Scan the entries below for the word "списке" and copy every line where it turns up.
___
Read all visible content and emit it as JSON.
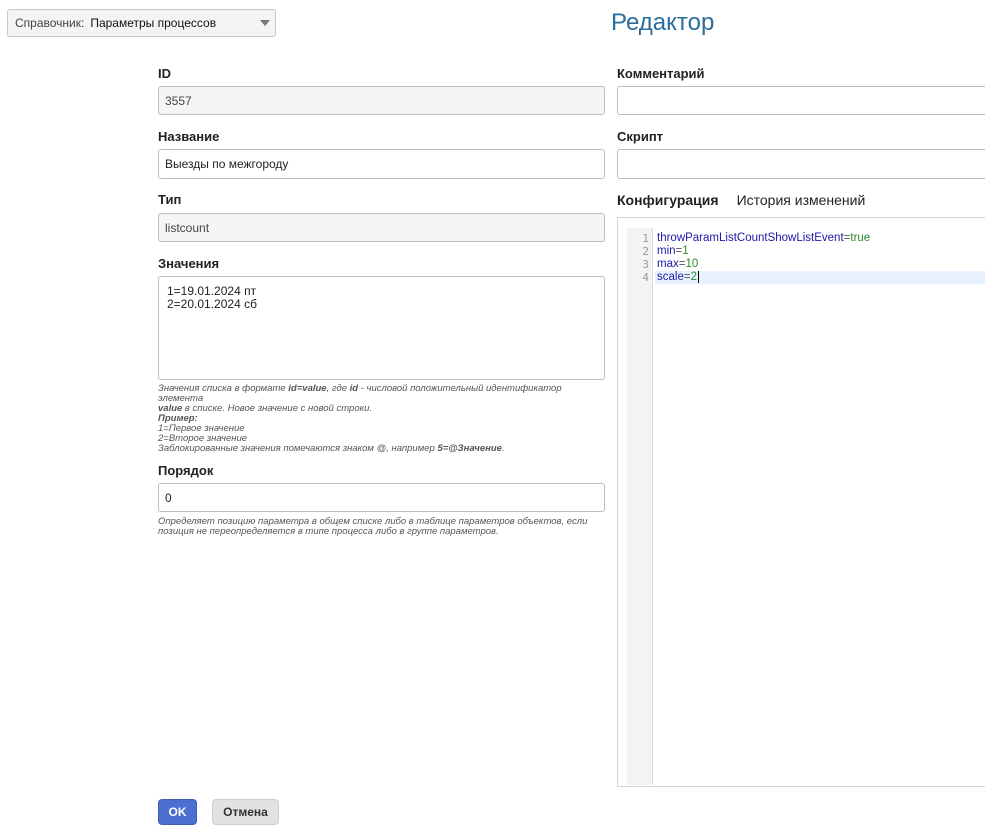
{
  "directory": {
    "label": "Справочник:",
    "value": "Параметры процессов"
  },
  "title": "Редактор",
  "form": {
    "id": {
      "label": "ID",
      "value": "3557"
    },
    "name": {
      "label": "Название",
      "value": "Выезды по межгороду"
    },
    "type": {
      "label": "Тип",
      "value": "listcount"
    },
    "values": {
      "label": "Значения",
      "lines": [
        "1=19.01.2024 пт",
        "2=20.01.2024 сб"
      ],
      "hint": {
        "p1": "Значения списка в формате ",
        "b1": "id=value",
        "p2": ", где ",
        "b2": "id",
        "p3": " - числовой положительный идентификатор элемента ",
        "b3": "value",
        "p4": " в списке. Новое значение с новой строки.",
        "example_label": "Пример:",
        "ex1": "1=Первое значение",
        "ex2": "2=Второе значение",
        "p5": "Заблокированные значения помечаются знаком @, например ",
        "b4": "5=@Значение",
        "p6": "."
      }
    },
    "order": {
      "label": "Порядок",
      "value": "0",
      "hint": "Определяет позицию параметра в общем списке либо в таблице параметров объектов, если позиция не переопределяется в типе процесса либо в группе параметров."
    },
    "comment": {
      "label": "Комментарий",
      "value": ""
    },
    "script": {
      "label": "Скрипт",
      "value": ""
    }
  },
  "tabs": [
    {
      "label": "Конфигурация",
      "active": true
    },
    {
      "label": "История изменений",
      "active": false
    }
  ],
  "editor": {
    "lines": [
      {
        "num": "1",
        "key": "throwParamListCountShowListEvent",
        "value": "true"
      },
      {
        "num": "2",
        "key": "min",
        "value": "1"
      },
      {
        "num": "3",
        "key": "max",
        "value": "10"
      },
      {
        "num": "4",
        "key": "scale",
        "value": "2"
      }
    ]
  },
  "buttons": {
    "ok": "OK",
    "cancel": "Отмена"
  }
}
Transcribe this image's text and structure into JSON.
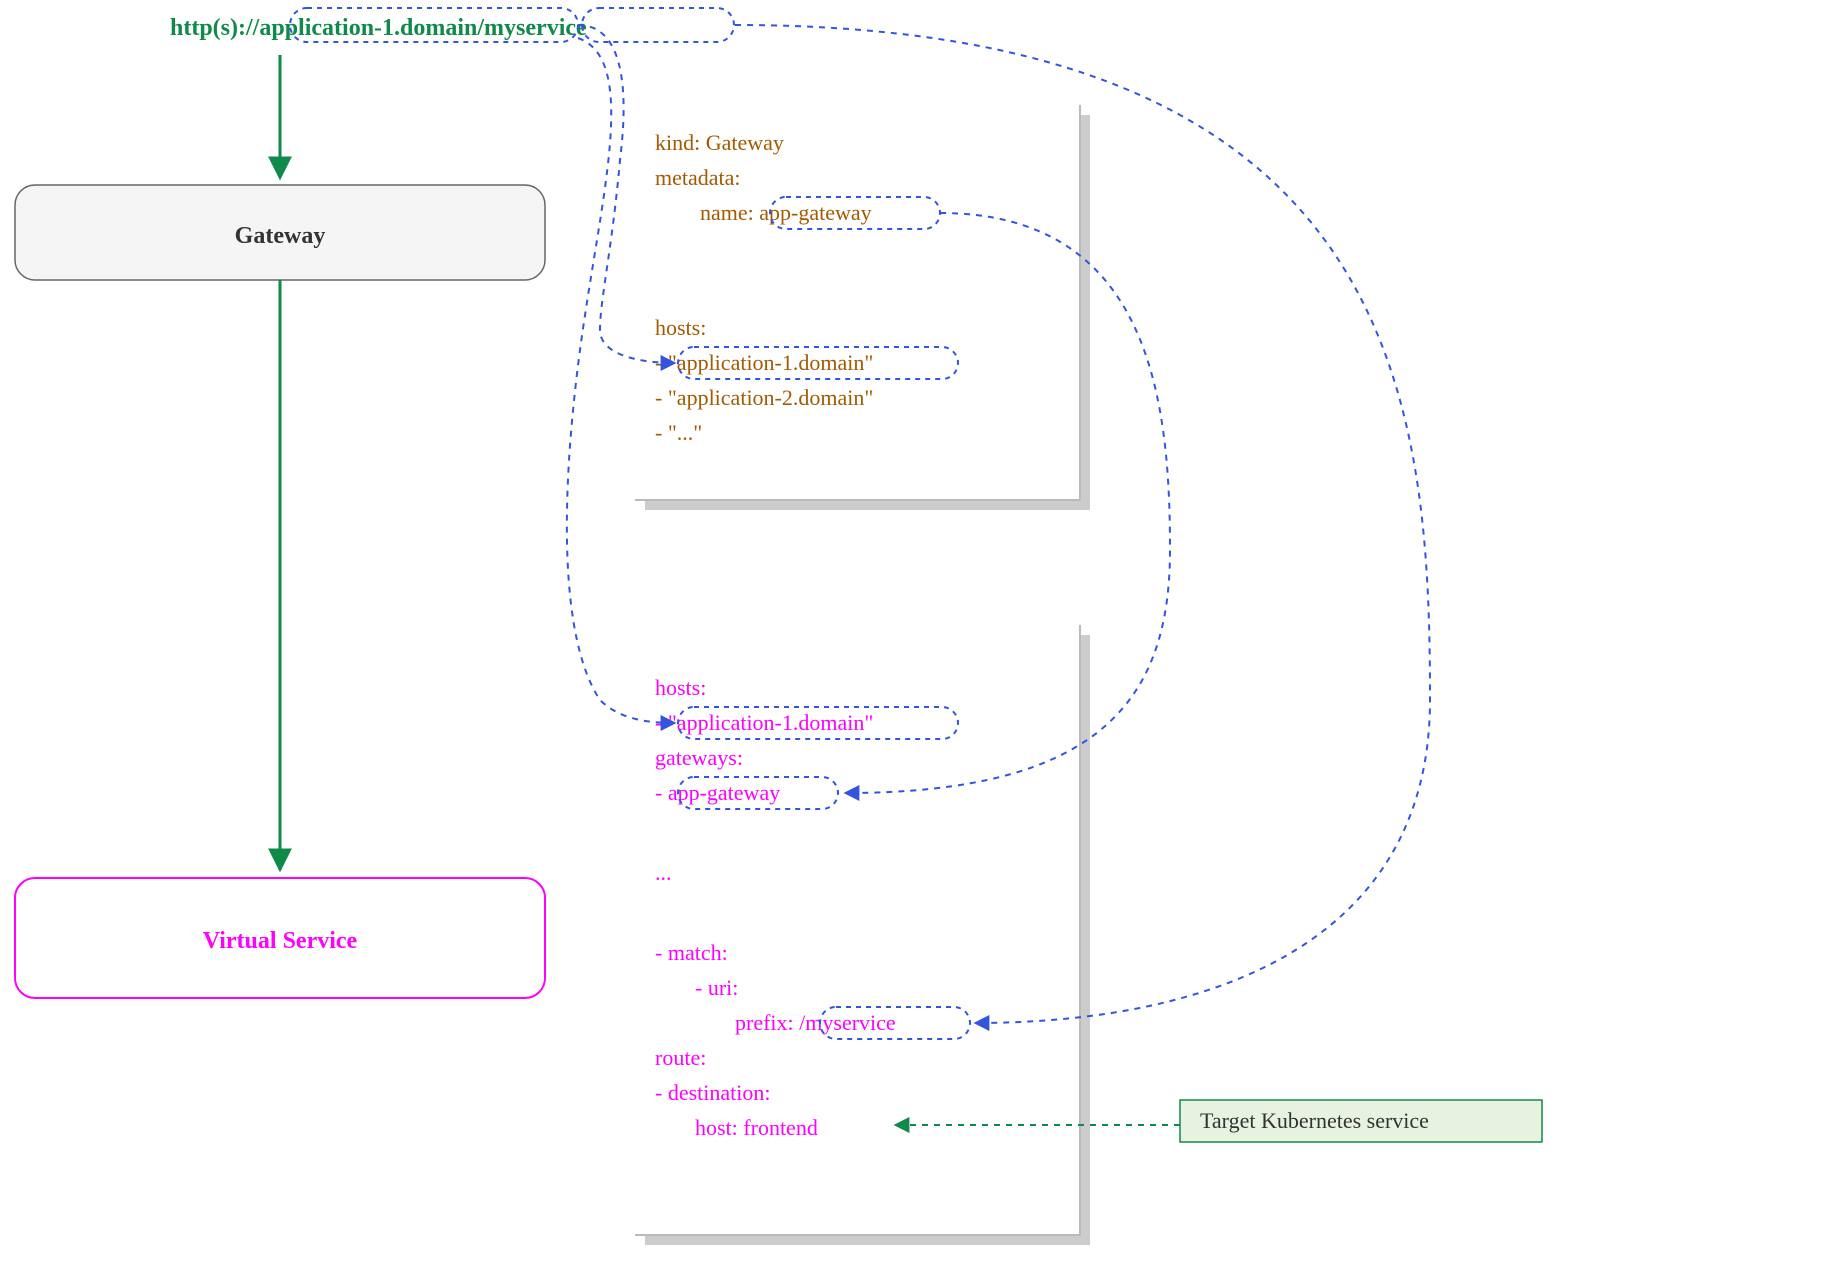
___
* [Answer to this exercise]
        "p4": " в списке. Новое значение с новой строки.",
      "hint": "Определяет позицию параметра в общем списке либо в таблице параметров объектов, если позиция не переопределяется в типе процесса либо в группе параметров."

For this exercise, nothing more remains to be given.